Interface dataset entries
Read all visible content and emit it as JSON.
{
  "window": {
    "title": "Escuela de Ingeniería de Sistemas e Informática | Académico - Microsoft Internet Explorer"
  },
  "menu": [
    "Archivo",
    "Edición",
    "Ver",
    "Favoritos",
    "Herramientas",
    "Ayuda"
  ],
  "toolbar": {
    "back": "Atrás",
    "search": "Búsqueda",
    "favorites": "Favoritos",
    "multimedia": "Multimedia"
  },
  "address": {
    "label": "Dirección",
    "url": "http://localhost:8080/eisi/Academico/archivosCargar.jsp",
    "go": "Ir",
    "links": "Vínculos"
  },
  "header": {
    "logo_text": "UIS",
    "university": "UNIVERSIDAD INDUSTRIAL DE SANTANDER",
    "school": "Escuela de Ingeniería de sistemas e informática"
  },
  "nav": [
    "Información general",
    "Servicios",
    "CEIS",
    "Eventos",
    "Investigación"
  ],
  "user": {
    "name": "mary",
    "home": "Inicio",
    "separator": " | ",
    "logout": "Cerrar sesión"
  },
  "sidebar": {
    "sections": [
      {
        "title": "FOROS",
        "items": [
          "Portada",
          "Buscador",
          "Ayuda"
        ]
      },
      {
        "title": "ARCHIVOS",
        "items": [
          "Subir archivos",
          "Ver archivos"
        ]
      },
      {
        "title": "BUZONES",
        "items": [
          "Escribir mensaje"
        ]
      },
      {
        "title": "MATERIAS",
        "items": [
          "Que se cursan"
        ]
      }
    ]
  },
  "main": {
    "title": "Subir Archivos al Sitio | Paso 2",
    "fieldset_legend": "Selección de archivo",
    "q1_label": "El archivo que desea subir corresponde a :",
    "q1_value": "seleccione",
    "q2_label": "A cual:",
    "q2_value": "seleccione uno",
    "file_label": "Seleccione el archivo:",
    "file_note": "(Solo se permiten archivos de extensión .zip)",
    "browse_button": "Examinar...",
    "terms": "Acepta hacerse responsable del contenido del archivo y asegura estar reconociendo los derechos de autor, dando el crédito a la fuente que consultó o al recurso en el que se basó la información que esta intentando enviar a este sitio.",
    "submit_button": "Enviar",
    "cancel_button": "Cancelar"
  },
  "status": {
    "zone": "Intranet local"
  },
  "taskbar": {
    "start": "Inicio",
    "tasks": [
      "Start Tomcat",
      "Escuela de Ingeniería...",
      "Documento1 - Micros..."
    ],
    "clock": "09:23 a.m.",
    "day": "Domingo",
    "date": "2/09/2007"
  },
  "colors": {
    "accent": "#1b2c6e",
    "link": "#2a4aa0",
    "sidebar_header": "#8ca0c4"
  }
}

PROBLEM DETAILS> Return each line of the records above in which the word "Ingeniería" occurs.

TASK SOLUTION>
    "title": "Escuela de Ingeniería de Sistemas e Informática | Académico - Microsoft Internet Explorer"
    "school": "Escuela de Ingeniería de sistemas e informática"
      "Escuela de Ingeniería...",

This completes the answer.